Facebook is challenging one of LinkedIn’s biggest draws to the social network, which is the ability to search and apply for jobs via business profile pages.
This comes off the back of several other major updates the social network has recently initiated, including the ability to order food directly from restaurants via the app, booking cinema tickets, as well as the more noticed Craigslist killer, Marketplace.
If all these additions are successful then the likes of Deliveroo, eBay and the aforementioned Craigslist, will have some serious worries at boardroom level.
But LinkedIn has 433 million users and the social recruitment space almost exclusively to itself. It’s a haven for recruiters to post motivational memes and quotes, in an echo chamber that wants for the attention of employers and job seekers who linger in the background.
This is perfect for the eco-system that is LinkedIn, as everyone who goes on the social network knows exactly what to expect when they get on there. But how would this experience transfer to Facebook?
Ordering food, cinema tickets (and if the recent additions are anything to go by, then don’t be shocked when property rentals and taxi hire are added to this list – so watch out Uber and Airbnb) are relatively social practices that fit into Facebook’s model, as they can be shared, liked and commented on, without the fear of your current employer looking over your virtual shoulder.

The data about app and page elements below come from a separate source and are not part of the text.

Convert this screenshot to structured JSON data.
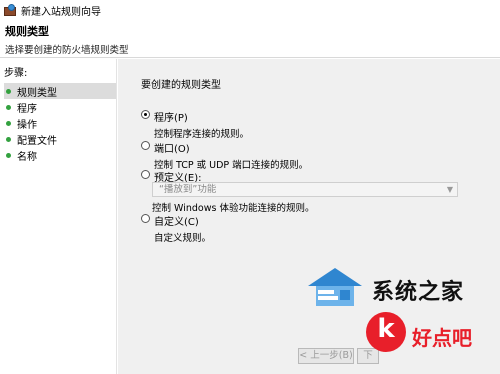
{
  "window": {
    "title": "新建入站规则向导"
  },
  "header": {
    "heading": "规则类型",
    "description": "选择要创建的防火墙规则类型"
  },
  "steps": {
    "title": "步骤:",
    "items": [
      {
        "label": "规则类型"
      },
      {
        "label": "程序"
      },
      {
        "label": "操作"
      },
      {
        "label": "配置文件"
      },
      {
        "label": "名称"
      }
    ]
  },
  "main": {
    "question": "要创建的规则类型",
    "options": [
      {
        "label": "程序(P)",
        "desc": "控制程序连接的规则。",
        "checked": true
      },
      {
        "label": "端口(O)",
        "desc": "控制 TCP 或 UDP 端口连接的规则。",
        "checked": false
      },
      {
        "label": "预定义(E):",
        "desc": "控制 Windows 体验功能连接的规则。",
        "checked": false
      },
      {
        "label": "自定义(C)",
        "desc": "自定义规则。",
        "checked": false
      }
    ],
    "predefined_select": {
      "value": "“播放到”功能"
    }
  },
  "buttons": {
    "back": "< 上一步(B)",
    "next": "下"
  },
  "watermarks": {
    "site1": "系统之家",
    "site2": "好点吧"
  }
}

I’m not sure that applying for a job is something too many people would want to socially shout about, as virtual walled-gardens have ears, that may lead to an early dismissal in your current role.
Is it in the current users psyche to associate Facebook usage with job hunting?
LinkedIn is synonymous with recruiters and headhunting but the social network has distanced itself from pushing jobs on users by almost exclusively ensuring that they are listed on its Job Search app. Not having job listings rammed down the audience’s throats gives users more reason to interact on site rather than job hunt, but does that mean that it is almost always recruiters interacting with recruiters? Probably not, but the platform will never lend itself to out-of-office-hours use!
Microsoft doesn’t appear to be worried by LinkedIn’s immediate future, as the tech giant bought the social network for a reported $26 billion earlier this year.
But how good is Microsoft’s foresight? Well they bought Skype for $8.5 billion, which, judging by their 1 million mobile downloads, appears to be going well. But on the flipside, this is the same Microsoft that bought Nokia’s mobile device unit in 2014 for $7.2 billion and then sold its feature phone assets for $350 million in 2016.
LinkedIn and Microsoft’s biggest saviour in all of this is that it’s in the user’s psyche to expect memes and job offers when visiting the site, but would the user expect or enjoy this on Facebook? Probably not, and I doubt this will be the tact that the social network giant will take.
Facebook has worked its way into the daily lives of 1.78 billion people and the average user is on there around two hours per day, so it isn’t going to try and hinder that by adding anything too dramatic to the experience. But when Facebook wants to do something, it normally succeeds, unless its decides to keep trying and failing to compete with Snapchat, with apps like Slingshot.
Facebook recently made a move into the workplace though, with the launch of its company communication app, so it is obviously seeing the 9-5 user base as the next market to conquer, and there is only really LinkedIn that have any major foothold in this market.
But how will LinkedIn fit in with recruiters looking to network and find candidates to fill their vacant roles?
Well in my humble opinion, it won’t, as businesses will look to put their vacant roles in front of a far bigger audience via Facebook, by paying for ads, using video to get relevant eyes on jobs (Facebook’s Nicola Mendelsohn said the social network will “probably” be “all video” in five years) and making their business profile page appealing to potential employees by having a regularly updated feed; which in effect, cuts out the middle man.
Whilst the experience will be different for potential employees looking for roles on Facebook compared to LinkedIn, this change does give some power to the job seeker to go out and find a role, directly communicate with the employer, chat to their friends, whilst buying a suit and ordering a pizza for later that evening, but still only using one interface.
So I guess that really does leave LinkedIn as a social network for recruiters to communicate with other recruiters, there just won’t be any potential employees/employers there to hide in the background.
This post is part of our contributor series. It is written and published independently of TNW.
Pssst, hey you!
Do you want to get the sassiest daily tech newsletter every day, in your inbox, for FREE? Of course you do: sign up for Big Spam here.